======== GIVEN INFORMATION

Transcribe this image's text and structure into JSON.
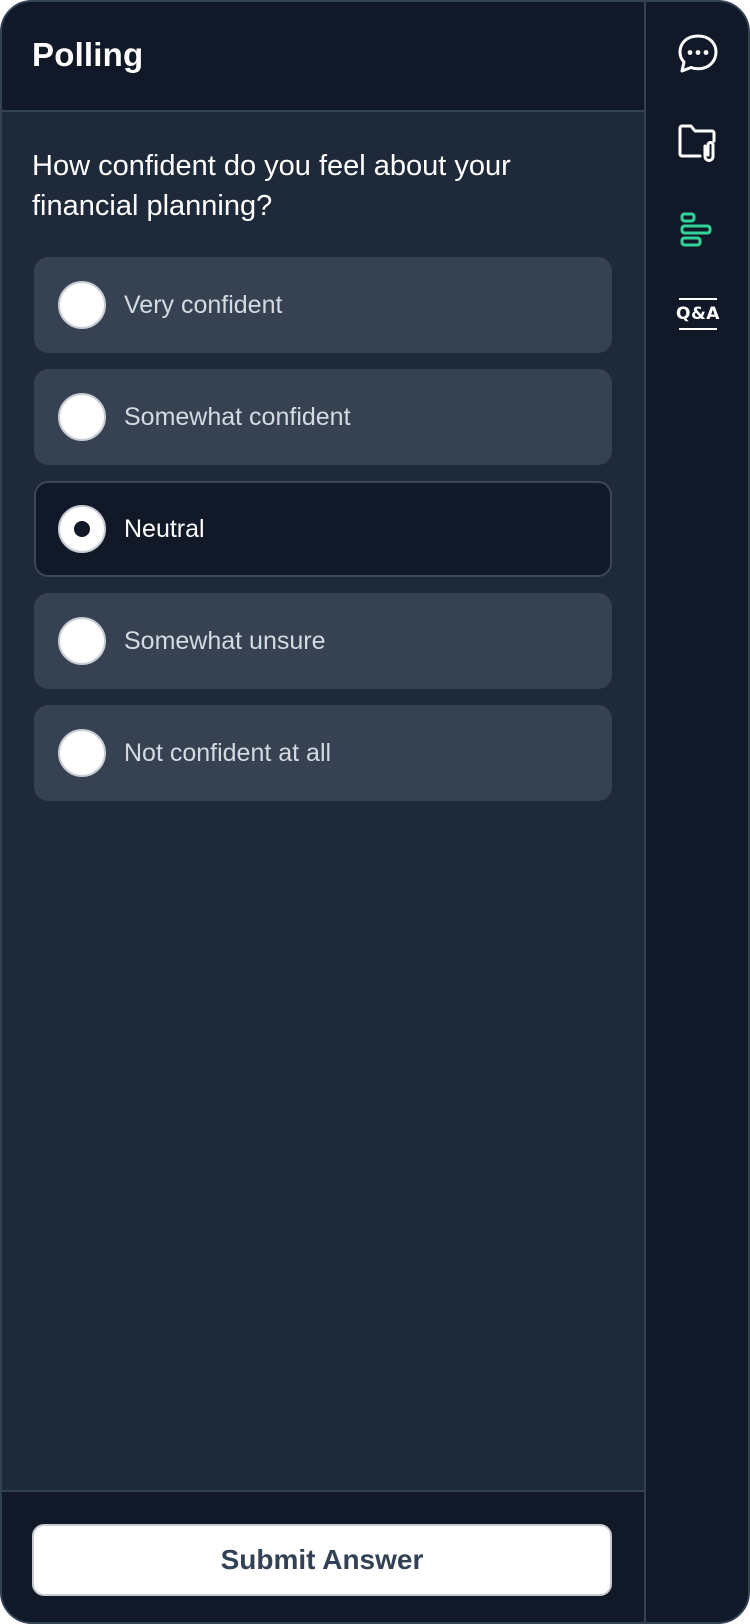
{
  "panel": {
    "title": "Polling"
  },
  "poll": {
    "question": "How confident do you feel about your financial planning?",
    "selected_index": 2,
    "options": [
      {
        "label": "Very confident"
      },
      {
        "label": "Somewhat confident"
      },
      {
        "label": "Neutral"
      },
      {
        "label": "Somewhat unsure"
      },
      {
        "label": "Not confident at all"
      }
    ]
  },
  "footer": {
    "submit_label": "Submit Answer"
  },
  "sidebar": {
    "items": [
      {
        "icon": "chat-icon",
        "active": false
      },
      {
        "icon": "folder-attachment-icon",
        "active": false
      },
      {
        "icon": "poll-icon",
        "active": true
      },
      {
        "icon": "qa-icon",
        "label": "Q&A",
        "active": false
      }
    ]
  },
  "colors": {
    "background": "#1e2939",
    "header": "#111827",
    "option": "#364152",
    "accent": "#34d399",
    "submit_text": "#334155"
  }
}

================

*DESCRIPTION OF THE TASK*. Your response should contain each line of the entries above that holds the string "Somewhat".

*WRITTEN RESPONSE*.
        "label": "Somewhat confident"
        "label": "Somewhat unsure"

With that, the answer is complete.